The stock market has been able to follow a spectacular January with an impressive February. Economists are lauding the domestic economic recovery, along with the improving jobs picture and robust earnings. But make no mistake: lower rates are driving this market higher. 

The Fed’s zero rate policy, which it has said will likely last at least through 2014, has effectively muted any argument for not investing in equities. Low rates will ensure that bank deposits will earn virtually nothing, and higher quality bonds can offer only a bit more. Dividend-paying stocks have become the new fixed income alternative for many investors. This may be great news for stock market aficionados, but beware of the implications.

For starters, doesn’t the recent popularity in large-cap dividend payers sound familiar? Students of the market should recall the “Nifty Fifty” craze in the 1960s and 70s. During that period, large stocks soared in popularity and enjoyed sky-high valuations. The inflation-charged bear market that followed resulted in these stocks underperforming the broader market averages.

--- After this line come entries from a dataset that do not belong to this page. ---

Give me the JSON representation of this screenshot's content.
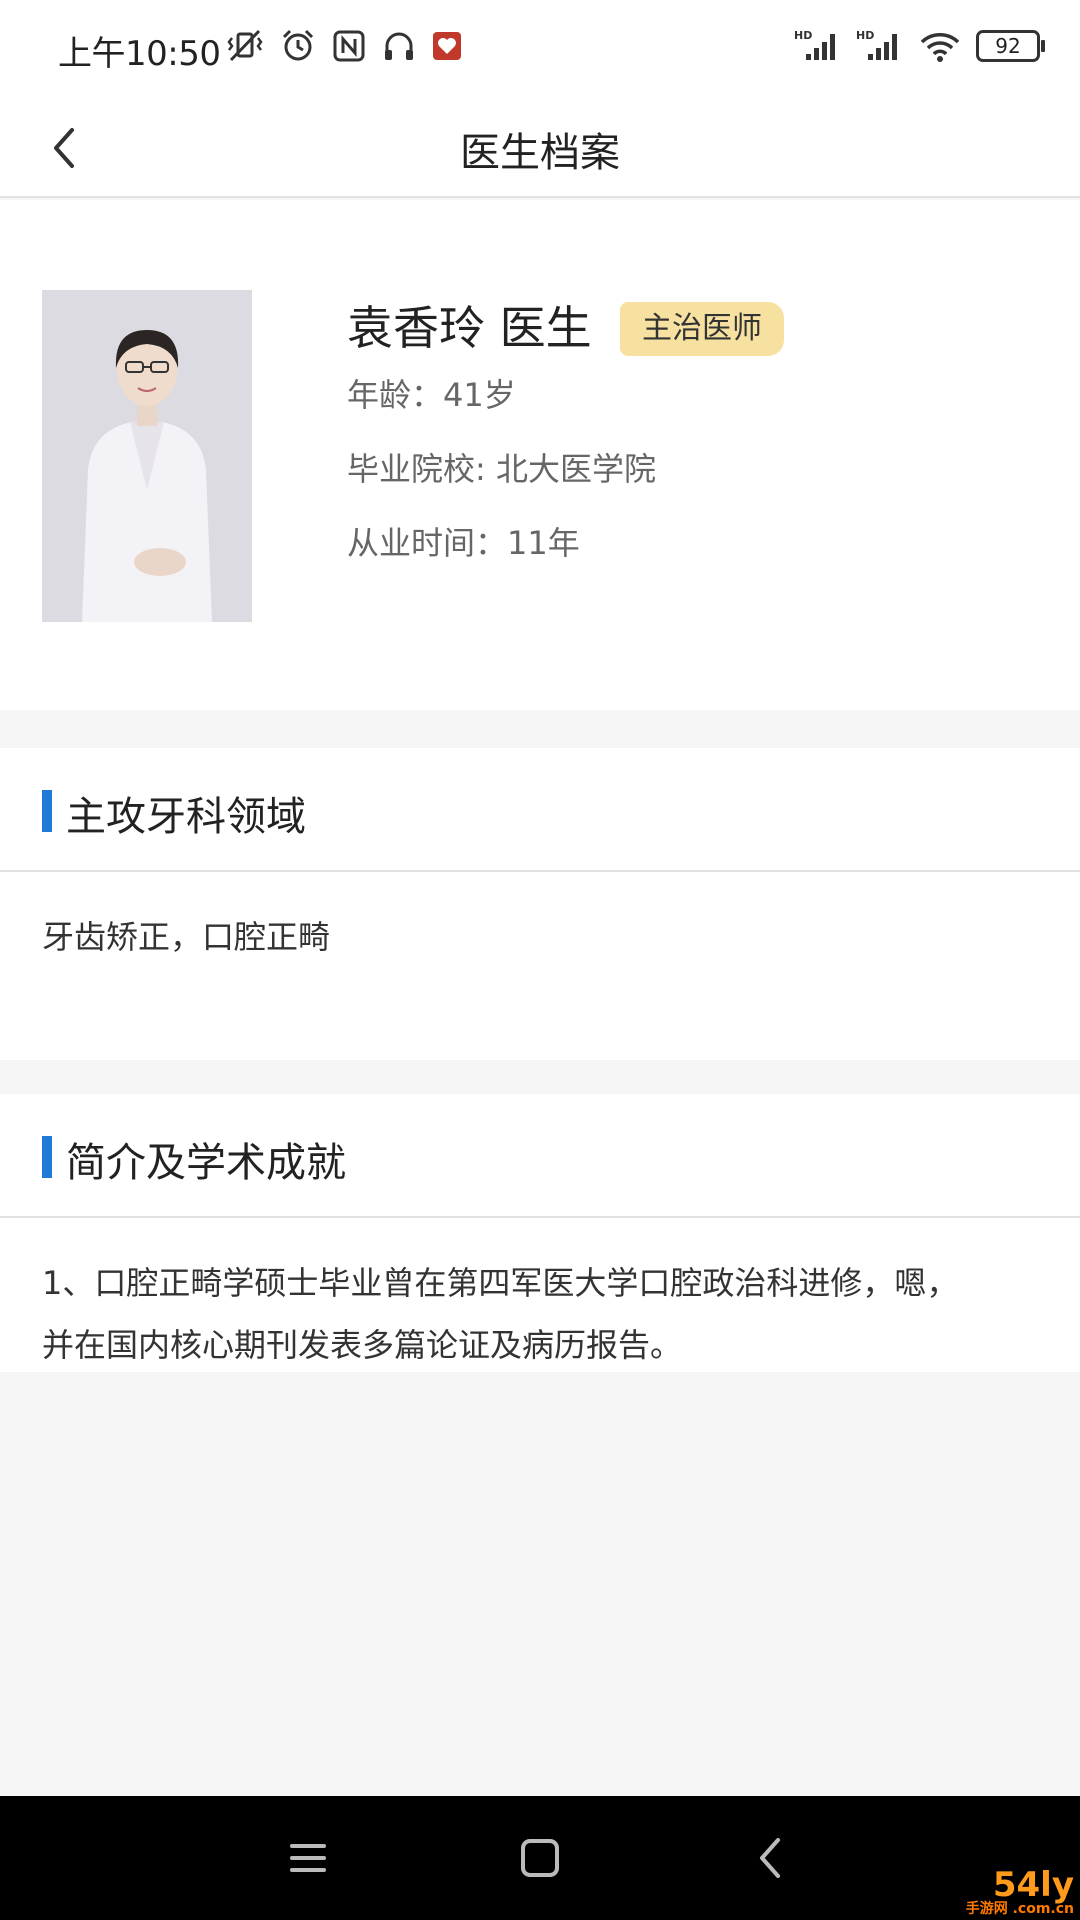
{
  "status_bar": {
    "time": "上午10:50",
    "battery": "92",
    "icons_left": [
      "mute-vibrate-icon",
      "alarm-icon",
      "nfc-icon",
      "headphones-icon",
      "app-notification-icon"
    ],
    "icons_right": [
      "hd-signal-icon",
      "hd-signal-icon",
      "wifi-icon",
      "battery-icon"
    ]
  },
  "nav": {
    "title": "医生档案"
  },
  "profile": {
    "name": "袁香玲 医生",
    "badge": "主治医师",
    "age": "年龄：41岁",
    "school": "毕业院校: 北大医学院",
    "experience": "从业时间：11年"
  },
  "specialty": {
    "title": "主攻牙科领域",
    "content": "牙齿矫正，口腔正畸"
  },
  "intro": {
    "title": "简介及学术成就",
    "line1": "1、口腔正畸学硕士毕业曾在第四军医大学口腔政治科进修，嗯，",
    "line2": "并在国内核心期刊发表多篇论证及病历报告。"
  },
  "watermark": {
    "main": "54ly",
    "sub": "手游网 .com.cn"
  },
  "colors": {
    "accent": "#1f7ad6",
    "badge_bg": "#f7e1a0",
    "watermark": "#ff9a1a"
  }
}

There is no evidence that large company stocks are getting overvalued—yet—but advisors should heed the lessons from history.  Sometimes good things come in small packages.